### [TASK BRIEF]
Your task is to give the entries back exactly, leaving nothing out.

• • •

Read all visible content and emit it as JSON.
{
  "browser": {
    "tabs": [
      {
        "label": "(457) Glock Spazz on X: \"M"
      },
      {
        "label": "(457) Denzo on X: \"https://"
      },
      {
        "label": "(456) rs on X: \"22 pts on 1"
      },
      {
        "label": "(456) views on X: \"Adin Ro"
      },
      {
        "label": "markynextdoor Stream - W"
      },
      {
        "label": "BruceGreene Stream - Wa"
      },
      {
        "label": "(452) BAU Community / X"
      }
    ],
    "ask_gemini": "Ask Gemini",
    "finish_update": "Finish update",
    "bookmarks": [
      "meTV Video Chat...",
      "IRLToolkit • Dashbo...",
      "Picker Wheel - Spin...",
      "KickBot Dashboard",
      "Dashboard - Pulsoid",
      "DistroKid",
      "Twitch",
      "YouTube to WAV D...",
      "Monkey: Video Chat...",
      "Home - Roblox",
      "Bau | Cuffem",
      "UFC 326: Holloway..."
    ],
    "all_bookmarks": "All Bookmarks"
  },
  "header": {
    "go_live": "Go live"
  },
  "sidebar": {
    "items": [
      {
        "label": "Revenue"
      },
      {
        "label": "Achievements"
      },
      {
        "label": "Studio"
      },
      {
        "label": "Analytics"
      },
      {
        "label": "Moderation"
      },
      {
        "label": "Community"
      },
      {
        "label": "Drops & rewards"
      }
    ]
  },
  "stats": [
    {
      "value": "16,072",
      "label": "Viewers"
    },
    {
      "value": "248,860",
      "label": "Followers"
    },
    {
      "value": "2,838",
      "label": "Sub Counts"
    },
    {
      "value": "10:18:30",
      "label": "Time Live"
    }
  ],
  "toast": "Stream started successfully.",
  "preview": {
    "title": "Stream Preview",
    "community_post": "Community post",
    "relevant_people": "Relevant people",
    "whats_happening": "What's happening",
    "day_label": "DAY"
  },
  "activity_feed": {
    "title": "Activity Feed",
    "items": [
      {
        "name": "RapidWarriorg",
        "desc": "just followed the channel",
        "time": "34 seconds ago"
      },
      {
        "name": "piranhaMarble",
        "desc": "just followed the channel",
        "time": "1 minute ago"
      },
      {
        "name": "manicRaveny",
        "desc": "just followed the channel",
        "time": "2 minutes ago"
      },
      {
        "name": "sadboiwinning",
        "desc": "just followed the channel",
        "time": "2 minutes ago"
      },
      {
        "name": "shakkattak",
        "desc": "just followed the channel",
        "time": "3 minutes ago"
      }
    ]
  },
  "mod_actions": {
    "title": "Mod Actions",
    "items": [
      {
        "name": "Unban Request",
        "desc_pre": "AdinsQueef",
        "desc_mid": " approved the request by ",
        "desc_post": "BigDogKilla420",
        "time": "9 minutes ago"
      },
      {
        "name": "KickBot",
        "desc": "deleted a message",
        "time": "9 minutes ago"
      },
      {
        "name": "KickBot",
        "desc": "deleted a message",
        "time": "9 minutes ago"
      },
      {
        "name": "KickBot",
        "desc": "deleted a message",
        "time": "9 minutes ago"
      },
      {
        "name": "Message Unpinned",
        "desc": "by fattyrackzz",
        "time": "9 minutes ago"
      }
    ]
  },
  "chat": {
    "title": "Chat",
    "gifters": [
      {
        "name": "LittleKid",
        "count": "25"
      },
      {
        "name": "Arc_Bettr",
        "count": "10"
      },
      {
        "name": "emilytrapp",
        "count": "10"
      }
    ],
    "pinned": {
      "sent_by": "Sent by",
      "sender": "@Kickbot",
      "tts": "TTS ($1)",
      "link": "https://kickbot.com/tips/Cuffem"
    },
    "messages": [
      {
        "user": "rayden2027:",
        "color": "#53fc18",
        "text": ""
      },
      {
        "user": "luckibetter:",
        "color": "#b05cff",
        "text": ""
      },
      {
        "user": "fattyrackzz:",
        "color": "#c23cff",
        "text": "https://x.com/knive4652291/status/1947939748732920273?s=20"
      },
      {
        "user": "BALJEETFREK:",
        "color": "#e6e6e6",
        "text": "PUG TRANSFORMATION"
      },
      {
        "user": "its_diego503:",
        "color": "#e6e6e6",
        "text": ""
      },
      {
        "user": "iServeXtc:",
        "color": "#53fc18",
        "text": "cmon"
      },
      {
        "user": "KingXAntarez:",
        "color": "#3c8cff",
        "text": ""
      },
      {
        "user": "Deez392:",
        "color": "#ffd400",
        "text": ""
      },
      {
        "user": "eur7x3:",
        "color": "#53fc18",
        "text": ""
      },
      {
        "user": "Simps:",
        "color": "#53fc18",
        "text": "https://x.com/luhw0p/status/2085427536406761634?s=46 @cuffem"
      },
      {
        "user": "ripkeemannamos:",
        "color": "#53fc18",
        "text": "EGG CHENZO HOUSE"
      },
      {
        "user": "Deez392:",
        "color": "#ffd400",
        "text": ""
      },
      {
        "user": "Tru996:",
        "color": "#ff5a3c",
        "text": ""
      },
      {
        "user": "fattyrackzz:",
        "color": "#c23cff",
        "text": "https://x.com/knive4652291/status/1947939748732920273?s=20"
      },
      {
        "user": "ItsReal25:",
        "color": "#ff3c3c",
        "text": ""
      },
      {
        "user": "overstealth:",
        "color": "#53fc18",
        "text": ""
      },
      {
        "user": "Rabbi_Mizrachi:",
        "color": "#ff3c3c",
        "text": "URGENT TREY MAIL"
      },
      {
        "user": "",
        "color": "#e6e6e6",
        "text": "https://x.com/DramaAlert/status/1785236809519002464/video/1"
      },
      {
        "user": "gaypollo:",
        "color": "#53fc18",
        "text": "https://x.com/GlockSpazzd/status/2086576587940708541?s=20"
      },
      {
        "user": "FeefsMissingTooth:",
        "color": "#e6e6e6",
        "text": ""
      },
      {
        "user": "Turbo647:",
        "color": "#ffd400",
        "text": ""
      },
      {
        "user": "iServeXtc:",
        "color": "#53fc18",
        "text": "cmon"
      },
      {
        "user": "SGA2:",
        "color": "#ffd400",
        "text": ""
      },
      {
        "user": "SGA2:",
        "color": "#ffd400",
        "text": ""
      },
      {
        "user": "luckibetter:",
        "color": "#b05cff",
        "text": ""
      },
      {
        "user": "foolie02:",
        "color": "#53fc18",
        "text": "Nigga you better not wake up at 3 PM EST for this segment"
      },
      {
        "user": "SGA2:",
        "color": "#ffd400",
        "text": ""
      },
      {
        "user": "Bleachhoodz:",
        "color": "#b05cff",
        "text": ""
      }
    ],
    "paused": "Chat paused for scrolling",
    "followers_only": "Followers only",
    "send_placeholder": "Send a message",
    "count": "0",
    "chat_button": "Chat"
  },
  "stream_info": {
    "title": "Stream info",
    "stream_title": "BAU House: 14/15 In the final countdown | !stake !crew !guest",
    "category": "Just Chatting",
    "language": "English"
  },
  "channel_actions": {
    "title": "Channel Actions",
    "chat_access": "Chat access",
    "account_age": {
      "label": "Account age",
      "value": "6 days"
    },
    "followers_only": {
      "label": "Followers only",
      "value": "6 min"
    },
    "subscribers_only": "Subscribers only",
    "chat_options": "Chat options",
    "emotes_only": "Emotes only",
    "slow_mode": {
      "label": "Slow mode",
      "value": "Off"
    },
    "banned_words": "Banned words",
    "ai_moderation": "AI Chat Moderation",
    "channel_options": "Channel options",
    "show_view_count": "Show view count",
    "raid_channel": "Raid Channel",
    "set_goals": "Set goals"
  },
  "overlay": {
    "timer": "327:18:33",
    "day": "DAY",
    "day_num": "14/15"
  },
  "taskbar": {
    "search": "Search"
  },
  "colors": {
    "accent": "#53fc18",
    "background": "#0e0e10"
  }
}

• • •

### [ANSWER BOX]
Read all visible content and emit it as JSON.
{
  "browser": {
    "tabs": [
      {
        "label": "(457) Glock Spazz on X: \"M"
      },
      {
        "label": "(457) Denzo on X: \"https://"
      },
      {
        "label": "(456) rs on X: \"22 pts on 1"
      },
      {
        "label": "(456) views on X: \"Adin Ro"
      },
      {
        "label": "markynextdoor Stream - W"
      },
      {
        "label": "BruceGreene Stream - Wa"
      },
      {
        "label": "(452) BAU Community / X"
      }
    ],
    "ask_gemini": "Ask Gemini",
    "finish_update": "Finish update",
    "bookmarks": [
      "meTV Video Chat...",
      "IRLToolkit • Dashbo...",
      "Picker Wheel - Spin...",
      "KickBot Dashboard",
      "Dashboard - Pulsoid",
      "DistroKid",
      "Twitch",
      "YouTube to WAV D...",
      "Monkey: Video Chat...",
      "Home - Roblox",
      "Bau | Cuffem",
      "UFC 326: Holloway..."
    ],
    "all_bookmarks": "All Bookmarks"
  },
  "header": {
    "go_live": "Go live"
  },
  "sidebar": {
    "items": [
      {
        "label": "Revenue"
      },
      {
        "label": "Achievements"
      },
      {
        "label": "Studio"
      },
      {
        "label": "Analytics"
      },
      {
        "label": "Moderation"
      },
      {
        "label": "Community"
      },
      {
        "label": "Drops & rewards"
      }
    ]
  },
  "stats": [
    {
      "value": "16,072",
      "label": "Viewers"
    },
    {
      "value": "248,860",
      "label": "Followers"
    },
    {
      "value": "2,838",
      "label": "Sub Counts"
    },
    {
      "value": "10:18:30",
      "label": "Time Live"
    }
  ],
  "toast": "Stream started successfully.",
  "preview": {
    "title": "Stream Preview",
    "community_post": "Community post",
    "relevant_people": "Relevant people",
    "whats_happening": "What's happening",
    "day_label": "DAY"
  },
  "activity_feed": {
    "title": "Activity Feed",
    "items": [
      {
        "name": "RapidWarriorg",
        "desc": "just followed the channel",
        "time": "34 seconds ago"
      },
      {
        "name": "piranhaMarble",
        "desc": "just followed the channel",
        "time": "1 minute ago"
      },
      {
        "name": "manicRaveny",
        "desc": "just followed the channel",
        "time": "2 minutes ago"
      },
      {
        "name": "sadboiwinning",
        "desc": "just followed the channel",
        "time": "2 minutes ago"
      },
      {
        "name": "shakkattak",
        "desc": "just followed the channel",
        "time": "3 minutes ago"
      }
    ]
  },
  "mod_actions": {
    "title": "Mod Actions",
    "items": [
      {
        "name": "Unban Request",
        "desc_pre": "AdinsQueef",
        "desc_mid": " approved the request by ",
        "desc_post": "BigDogKilla420",
        "time": "9 minutes ago"
      },
      {
        "name": "KickBot",
        "desc": "deleted a message",
        "time": "9 minutes ago"
      },
      {
        "name": "KickBot",
        "desc": "deleted a message",
        "time": "9 minutes ago"
      },
      {
        "name": "KickBot",
        "desc": "deleted a message",
        "time": "9 minutes ago"
      },
      {
        "name": "Message Unpinned",
        "desc": "by fattyrackzz",
        "time": "9 minutes ago"
      }
    ]
  },
  "chat": {
    "title": "Chat",
    "gifters": [
      {
        "name": "LittleKid",
        "count": "25"
      },
      {
        "name": "Arc_Bettr",
        "count": "10"
      },
      {
        "name": "emilytrapp",
        "count": "10"
      }
    ],
    "pinned": {
      "sent_by": "Sent by",
      "sender": "@Kickbot",
      "tts": "TTS ($1)",
      "link": "https://kickbot.com/tips/Cuffem"
    },
    "messages": [
      {
        "user": "rayden2027:",
        "color": "#53fc18",
        "text": ""
      },
      {
        "user": "luckibetter:",
        "color": "#b05cff",
        "text": ""
      },
      {
        "user": "fattyrackzz:",
        "color": "#c23cff",
        "text": "https://x.com/knive4652291/status/1947939748732920273?s=20"
      },
      {
        "user": "BALJEETFREK:",
        "color": "#e6e6e6",
        "text": "PUG TRANSFORMATION"
      },
      {
        "user": "its_diego503:",
        "color": "#e6e6e6",
        "text": ""
      },
      {
        "user": "iServeXtc:",
        "color": "#53fc18",
        "text": "cmon"
      },
      {
        "user": "KingXAntarez:",
        "color": "#3c8cff",
        "text": ""
      },
      {
        "user": "Deez392:",
        "color": "#ffd400",
        "text": ""
      },
      {
        "user": "eur7x3:",
        "color": "#53fc18",
        "text": ""
      },
      {
        "user": "Simps:",
        "color": "#53fc18",
        "text": "https://x.com/luhw0p/status/2085427536406761634?s=46 @cuffem"
      },
      {
        "user": "ripkeemannamos:",
        "color": "#53fc18",
        "text": "EGG CHENZO HOUSE"
      },
      {
        "user": "Deez392:",
        "color": "#ffd400",
        "text": ""
      },
      {
        "user": "Tru996:",
        "color": "#ff5a3c",
        "text": ""
      },
      {
        "user": "fattyrackzz:",
        "color": "#c23cff",
        "text": "https://x.com/knive4652291/status/1947939748732920273?s=20"
      },
      {
        "user": "ItsReal25:",
        "color": "#ff3c3c",
        "text": ""
      },
      {
        "user": "overstealth:",
        "color": "#53fc18",
        "text": ""
      },
      {
        "user": "Rabbi_Mizrachi:",
        "color": "#ff3c3c",
        "text": "URGENT TREY MAIL"
      },
      {
        "user": "",
        "color": "#e6e6e6",
        "text": "https://x.com/DramaAlert/status/1785236809519002464/video/1"
      },
      {
        "user": "gaypollo:",
        "color": "#53fc18",
        "text": "https://x.com/GlockSpazzd/status/2086576587940708541?s=20"
      },
      {
        "user": "FeefsMissingTooth:",
        "color": "#e6e6e6",
        "text": ""
      },
      {
        "user": "Turbo647:",
        "color": "#ffd400",
        "text": ""
      },
      {
        "user": "iServeXtc:",
        "color": "#53fc18",
        "text": "cmon"
      },
      {
        "user": "SGA2:",
        "color": "#ffd400",
        "text": ""
      },
      {
        "user": "SGA2:",
        "color": "#ffd400",
        "text": ""
      },
      {
        "user": "luckibetter:",
        "color": "#b05cff",
        "text": ""
      },
      {
        "user": "foolie02:",
        "color": "#53fc18",
        "text": "Nigga you better not wake up at 3 PM EST for this segment"
      },
      {
        "user": "SGA2:",
        "color": "#ffd400",
        "text": ""
      },
      {
        "user": "Bleachhoodz:",
        "color": "#b05cff",
        "text": ""
      }
    ],
    "paused": "Chat paused for scrolling",
    "followers_only": "Followers only",
    "send_placeholder": "Send a message",
    "count": "0",
    "chat_button": "Chat"
  },
  "stream_info": {
    "title": "Stream info",
    "stream_title": "BAU House: 14/15 In the final countdown | !stake !crew !guest",
    "category": "Just Chatting",
    "language": "English"
  },
  "channel_actions": {
    "title": "Channel Actions",
    "chat_access": "Chat access",
    "account_age": {
      "label": "Account age",
      "value": "6 days"
    },
    "followers_only": {
      "label": "Followers only",
      "value": "6 min"
    },
    "subscribers_only": "Subscribers only",
    "chat_options": "Chat options",
    "emotes_only": "Emotes only",
    "slow_mode": {
      "label": "Slow mode",
      "value": "Off"
    },
    "banned_words": "Banned words",
    "ai_moderation": "AI Chat Moderation",
    "channel_options": "Channel options",
    "show_view_count": "Show view count",
    "raid_channel": "Raid Channel",
    "set_goals": "Set goals"
  },
  "overlay": {
    "timer": "327:18:33",
    "day": "DAY",
    "day_num": "14/15"
  },
  "taskbar": {
    "search": "Search"
  },
  "colors": {
    "accent": "#53fc18",
    "background": "#0e0e10"
  }
}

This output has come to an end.